[EXERCISE DETAILS] Work through the records that follow and return each line containing the word "this".

[AVAILABLE DATA]
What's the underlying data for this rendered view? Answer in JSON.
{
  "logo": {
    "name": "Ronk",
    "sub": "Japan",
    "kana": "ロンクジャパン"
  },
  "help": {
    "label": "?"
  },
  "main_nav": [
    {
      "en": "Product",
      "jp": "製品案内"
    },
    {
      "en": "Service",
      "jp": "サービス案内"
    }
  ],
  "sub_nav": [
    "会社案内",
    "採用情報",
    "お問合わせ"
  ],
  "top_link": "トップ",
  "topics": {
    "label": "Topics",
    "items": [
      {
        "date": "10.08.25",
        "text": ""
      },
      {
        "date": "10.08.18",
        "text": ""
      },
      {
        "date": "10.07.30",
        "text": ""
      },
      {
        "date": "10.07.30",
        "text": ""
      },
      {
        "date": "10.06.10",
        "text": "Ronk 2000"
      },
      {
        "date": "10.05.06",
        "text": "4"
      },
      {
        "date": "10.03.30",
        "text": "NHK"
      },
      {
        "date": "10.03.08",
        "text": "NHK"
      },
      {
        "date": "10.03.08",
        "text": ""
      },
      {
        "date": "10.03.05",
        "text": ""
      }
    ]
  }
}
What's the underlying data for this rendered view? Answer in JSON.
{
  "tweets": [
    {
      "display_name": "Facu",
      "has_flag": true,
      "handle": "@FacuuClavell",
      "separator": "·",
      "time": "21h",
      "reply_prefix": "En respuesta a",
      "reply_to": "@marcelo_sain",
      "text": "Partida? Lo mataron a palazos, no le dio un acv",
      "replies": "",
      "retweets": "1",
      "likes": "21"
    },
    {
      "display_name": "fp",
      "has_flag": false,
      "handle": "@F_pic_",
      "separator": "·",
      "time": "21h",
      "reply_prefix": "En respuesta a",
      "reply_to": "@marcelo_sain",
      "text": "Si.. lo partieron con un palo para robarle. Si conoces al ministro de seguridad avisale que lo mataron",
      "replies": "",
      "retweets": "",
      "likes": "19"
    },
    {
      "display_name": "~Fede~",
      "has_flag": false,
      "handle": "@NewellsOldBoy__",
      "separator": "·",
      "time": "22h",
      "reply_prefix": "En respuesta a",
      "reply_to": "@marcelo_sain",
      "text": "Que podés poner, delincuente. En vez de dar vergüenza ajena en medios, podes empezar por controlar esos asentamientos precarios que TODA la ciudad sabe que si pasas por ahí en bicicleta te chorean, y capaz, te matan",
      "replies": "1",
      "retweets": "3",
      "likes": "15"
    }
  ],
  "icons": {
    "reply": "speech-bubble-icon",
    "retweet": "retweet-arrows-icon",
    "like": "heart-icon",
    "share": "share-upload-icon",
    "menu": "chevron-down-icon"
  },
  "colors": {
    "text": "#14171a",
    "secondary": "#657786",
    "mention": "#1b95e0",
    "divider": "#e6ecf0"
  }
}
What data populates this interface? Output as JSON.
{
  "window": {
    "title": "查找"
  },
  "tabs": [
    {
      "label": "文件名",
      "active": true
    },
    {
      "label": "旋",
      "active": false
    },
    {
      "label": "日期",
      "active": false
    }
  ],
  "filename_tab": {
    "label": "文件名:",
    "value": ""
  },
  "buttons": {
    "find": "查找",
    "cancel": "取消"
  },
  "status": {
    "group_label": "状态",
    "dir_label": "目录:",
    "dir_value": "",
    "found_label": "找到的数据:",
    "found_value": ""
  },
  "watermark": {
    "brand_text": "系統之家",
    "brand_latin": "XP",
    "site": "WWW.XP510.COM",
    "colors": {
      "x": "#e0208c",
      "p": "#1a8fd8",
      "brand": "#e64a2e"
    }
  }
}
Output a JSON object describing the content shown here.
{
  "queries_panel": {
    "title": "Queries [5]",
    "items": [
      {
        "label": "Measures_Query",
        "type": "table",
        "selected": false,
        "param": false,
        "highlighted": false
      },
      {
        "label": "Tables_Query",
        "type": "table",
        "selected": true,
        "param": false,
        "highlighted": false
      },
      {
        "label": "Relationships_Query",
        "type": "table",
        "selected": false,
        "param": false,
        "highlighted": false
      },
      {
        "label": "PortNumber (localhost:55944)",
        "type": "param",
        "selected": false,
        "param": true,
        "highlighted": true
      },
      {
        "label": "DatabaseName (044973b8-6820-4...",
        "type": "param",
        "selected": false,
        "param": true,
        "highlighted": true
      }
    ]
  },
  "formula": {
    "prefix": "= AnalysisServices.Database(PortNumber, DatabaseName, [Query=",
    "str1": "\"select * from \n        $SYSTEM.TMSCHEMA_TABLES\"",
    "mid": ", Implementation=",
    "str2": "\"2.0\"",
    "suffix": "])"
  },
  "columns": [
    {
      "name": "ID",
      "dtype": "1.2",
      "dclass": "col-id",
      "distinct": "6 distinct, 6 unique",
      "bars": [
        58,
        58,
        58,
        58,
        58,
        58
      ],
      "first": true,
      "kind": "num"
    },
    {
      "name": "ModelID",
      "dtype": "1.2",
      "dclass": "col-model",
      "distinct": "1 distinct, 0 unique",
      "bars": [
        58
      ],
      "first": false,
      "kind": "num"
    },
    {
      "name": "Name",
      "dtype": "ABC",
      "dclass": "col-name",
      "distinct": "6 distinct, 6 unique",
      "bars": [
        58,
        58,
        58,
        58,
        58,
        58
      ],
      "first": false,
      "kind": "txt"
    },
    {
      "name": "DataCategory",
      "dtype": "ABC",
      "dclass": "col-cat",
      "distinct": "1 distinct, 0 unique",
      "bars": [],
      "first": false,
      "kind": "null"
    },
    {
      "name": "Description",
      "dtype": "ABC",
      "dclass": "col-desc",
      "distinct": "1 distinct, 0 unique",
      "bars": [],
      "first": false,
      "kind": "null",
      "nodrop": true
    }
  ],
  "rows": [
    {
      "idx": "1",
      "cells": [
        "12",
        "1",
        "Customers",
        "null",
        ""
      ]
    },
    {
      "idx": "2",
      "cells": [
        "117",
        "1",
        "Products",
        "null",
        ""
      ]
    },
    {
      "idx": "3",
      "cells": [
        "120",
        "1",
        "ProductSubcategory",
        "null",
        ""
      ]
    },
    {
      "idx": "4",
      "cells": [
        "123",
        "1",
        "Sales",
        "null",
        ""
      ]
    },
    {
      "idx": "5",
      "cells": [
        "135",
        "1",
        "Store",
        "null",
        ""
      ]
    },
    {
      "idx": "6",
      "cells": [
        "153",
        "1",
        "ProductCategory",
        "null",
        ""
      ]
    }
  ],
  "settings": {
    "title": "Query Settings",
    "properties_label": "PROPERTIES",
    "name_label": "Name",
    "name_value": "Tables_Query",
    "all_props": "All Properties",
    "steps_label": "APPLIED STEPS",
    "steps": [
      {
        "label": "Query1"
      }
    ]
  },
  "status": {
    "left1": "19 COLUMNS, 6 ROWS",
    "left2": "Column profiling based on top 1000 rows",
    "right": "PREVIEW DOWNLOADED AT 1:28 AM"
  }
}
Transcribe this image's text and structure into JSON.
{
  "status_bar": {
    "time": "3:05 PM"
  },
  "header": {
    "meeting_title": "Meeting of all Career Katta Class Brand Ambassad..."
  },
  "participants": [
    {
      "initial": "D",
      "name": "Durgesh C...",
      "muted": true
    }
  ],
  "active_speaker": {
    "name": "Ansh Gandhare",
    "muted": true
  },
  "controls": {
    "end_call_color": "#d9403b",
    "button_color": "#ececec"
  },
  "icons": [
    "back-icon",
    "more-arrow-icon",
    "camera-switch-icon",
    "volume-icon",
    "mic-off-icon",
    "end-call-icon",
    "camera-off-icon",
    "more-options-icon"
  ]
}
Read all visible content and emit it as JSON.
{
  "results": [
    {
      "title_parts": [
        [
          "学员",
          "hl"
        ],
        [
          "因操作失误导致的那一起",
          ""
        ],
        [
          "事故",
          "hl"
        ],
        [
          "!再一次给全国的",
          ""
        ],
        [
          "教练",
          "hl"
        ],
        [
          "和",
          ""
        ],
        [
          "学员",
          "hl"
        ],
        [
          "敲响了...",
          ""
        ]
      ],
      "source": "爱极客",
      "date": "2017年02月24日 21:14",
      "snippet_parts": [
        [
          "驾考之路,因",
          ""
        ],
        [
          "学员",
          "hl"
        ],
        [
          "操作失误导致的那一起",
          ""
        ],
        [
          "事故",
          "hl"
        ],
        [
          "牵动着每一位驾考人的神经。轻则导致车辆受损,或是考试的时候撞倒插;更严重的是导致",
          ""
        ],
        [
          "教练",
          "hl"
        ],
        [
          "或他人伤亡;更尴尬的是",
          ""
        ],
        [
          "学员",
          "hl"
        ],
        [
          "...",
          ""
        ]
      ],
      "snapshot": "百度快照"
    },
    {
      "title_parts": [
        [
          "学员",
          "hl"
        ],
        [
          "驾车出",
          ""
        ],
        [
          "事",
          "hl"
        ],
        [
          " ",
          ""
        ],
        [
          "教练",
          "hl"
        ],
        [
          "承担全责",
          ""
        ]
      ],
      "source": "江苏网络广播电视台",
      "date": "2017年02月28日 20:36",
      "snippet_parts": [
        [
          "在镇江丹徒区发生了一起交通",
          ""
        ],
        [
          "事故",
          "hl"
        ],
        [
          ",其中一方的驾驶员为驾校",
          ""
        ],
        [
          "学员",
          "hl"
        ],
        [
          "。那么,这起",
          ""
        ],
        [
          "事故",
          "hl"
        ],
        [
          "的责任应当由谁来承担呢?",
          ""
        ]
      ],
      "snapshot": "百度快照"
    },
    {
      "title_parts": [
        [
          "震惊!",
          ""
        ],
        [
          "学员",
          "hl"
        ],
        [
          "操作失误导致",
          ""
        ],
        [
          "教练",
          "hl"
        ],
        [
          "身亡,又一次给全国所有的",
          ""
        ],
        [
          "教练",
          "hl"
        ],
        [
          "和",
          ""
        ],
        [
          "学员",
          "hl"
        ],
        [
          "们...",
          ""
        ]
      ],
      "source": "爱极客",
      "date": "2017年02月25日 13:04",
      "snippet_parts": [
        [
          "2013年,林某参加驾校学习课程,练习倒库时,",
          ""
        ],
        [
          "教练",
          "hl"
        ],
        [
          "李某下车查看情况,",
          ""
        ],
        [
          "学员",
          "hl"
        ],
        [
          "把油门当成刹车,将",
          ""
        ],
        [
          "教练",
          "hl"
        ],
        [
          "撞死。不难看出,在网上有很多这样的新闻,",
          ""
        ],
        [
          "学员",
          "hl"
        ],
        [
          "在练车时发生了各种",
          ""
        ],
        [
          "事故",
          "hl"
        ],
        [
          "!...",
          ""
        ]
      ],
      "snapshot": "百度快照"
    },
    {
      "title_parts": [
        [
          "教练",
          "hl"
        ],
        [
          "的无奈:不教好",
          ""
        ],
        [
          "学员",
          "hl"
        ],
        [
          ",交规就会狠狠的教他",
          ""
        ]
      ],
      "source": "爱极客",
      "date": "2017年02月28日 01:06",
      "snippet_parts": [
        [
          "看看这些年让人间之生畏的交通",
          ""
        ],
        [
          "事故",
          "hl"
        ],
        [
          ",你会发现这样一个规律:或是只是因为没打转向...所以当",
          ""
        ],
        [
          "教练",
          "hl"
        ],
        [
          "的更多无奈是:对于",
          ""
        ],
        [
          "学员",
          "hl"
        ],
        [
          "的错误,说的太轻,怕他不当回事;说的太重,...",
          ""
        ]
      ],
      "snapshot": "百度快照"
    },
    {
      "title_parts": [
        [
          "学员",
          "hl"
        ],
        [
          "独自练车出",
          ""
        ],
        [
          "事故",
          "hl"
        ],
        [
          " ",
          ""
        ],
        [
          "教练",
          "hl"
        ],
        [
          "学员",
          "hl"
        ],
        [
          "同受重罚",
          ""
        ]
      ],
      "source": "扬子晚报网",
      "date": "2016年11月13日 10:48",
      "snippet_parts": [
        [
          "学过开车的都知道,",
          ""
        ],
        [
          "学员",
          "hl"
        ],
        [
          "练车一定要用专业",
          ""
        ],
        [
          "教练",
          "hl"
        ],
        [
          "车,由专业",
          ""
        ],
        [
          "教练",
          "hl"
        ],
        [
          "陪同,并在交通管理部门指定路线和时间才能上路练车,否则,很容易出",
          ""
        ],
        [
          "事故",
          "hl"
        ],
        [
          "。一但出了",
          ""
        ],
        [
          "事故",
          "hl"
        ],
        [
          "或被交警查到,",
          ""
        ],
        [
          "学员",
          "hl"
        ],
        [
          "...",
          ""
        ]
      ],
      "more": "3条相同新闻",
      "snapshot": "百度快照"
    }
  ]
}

[TASK SOLUTION]
What's the underlying data for this rendered view? Answer in JSON.
What's the underlying data for this rendered view? Answer in JSON.
What data populates this interface? Output as JSON.
Transcribe this image's text and structure into JSON.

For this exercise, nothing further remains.